RECORDS FOR THIS TASK:
▼▼▼

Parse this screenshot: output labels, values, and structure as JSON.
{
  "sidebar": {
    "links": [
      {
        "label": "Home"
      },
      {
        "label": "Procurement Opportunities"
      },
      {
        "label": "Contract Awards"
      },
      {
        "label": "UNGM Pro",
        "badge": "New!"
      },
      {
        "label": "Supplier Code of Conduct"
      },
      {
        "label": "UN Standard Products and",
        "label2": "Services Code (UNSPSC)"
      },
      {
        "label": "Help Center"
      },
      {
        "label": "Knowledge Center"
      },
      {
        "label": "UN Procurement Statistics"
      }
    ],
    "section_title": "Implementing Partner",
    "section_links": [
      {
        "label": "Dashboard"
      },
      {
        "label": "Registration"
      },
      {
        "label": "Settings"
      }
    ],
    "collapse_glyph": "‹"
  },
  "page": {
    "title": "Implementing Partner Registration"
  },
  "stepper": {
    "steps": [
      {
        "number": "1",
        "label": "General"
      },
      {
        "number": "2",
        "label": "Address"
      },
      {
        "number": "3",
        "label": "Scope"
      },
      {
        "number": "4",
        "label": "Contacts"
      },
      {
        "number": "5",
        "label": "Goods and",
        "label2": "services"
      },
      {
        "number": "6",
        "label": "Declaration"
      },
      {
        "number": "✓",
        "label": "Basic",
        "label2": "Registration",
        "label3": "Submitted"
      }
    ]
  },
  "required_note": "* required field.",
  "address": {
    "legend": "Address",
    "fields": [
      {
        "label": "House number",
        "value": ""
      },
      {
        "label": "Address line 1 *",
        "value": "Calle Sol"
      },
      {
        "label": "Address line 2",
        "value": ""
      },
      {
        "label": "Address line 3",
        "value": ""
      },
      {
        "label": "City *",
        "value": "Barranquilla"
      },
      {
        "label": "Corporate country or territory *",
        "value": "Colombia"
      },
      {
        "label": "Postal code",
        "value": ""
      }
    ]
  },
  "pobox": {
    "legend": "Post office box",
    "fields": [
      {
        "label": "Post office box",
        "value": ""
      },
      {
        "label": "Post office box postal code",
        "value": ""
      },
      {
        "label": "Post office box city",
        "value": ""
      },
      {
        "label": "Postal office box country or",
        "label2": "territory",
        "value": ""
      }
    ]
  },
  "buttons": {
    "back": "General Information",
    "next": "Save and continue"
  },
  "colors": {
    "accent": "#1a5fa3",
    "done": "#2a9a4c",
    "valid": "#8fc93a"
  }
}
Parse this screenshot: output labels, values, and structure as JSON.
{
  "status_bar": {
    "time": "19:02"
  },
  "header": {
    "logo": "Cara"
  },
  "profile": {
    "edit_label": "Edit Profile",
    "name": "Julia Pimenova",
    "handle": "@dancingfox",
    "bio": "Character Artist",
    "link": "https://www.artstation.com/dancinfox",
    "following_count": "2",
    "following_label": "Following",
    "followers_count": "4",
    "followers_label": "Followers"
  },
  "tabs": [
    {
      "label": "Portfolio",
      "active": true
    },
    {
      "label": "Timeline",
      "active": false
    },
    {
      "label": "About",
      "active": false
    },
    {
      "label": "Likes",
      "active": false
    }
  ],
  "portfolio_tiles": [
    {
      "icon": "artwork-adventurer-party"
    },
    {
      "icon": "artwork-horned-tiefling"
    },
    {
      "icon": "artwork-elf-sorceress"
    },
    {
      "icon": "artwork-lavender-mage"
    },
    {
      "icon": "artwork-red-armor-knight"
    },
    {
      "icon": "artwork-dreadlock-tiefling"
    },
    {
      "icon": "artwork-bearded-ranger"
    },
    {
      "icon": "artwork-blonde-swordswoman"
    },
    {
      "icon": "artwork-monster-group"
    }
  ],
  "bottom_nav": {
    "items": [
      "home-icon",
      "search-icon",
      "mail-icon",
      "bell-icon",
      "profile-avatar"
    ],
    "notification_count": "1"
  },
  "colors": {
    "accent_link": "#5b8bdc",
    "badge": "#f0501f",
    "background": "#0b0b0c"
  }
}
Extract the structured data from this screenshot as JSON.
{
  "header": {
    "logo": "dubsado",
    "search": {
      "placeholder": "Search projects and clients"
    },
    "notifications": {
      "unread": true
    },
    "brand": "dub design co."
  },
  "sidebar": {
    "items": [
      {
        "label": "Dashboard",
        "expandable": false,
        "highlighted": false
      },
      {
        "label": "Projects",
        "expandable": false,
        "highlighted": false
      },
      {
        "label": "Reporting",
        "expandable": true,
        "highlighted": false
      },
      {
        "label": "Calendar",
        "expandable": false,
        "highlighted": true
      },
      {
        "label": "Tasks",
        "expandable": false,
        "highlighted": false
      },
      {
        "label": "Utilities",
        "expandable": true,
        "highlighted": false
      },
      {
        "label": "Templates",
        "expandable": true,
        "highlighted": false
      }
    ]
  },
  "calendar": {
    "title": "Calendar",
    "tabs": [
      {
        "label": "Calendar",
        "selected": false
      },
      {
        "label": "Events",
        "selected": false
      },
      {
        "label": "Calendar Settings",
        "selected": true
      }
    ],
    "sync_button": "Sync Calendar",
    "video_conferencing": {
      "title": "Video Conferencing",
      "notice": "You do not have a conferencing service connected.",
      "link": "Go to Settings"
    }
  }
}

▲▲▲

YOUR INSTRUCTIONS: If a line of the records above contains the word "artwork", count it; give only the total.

TASK ANSWER: 9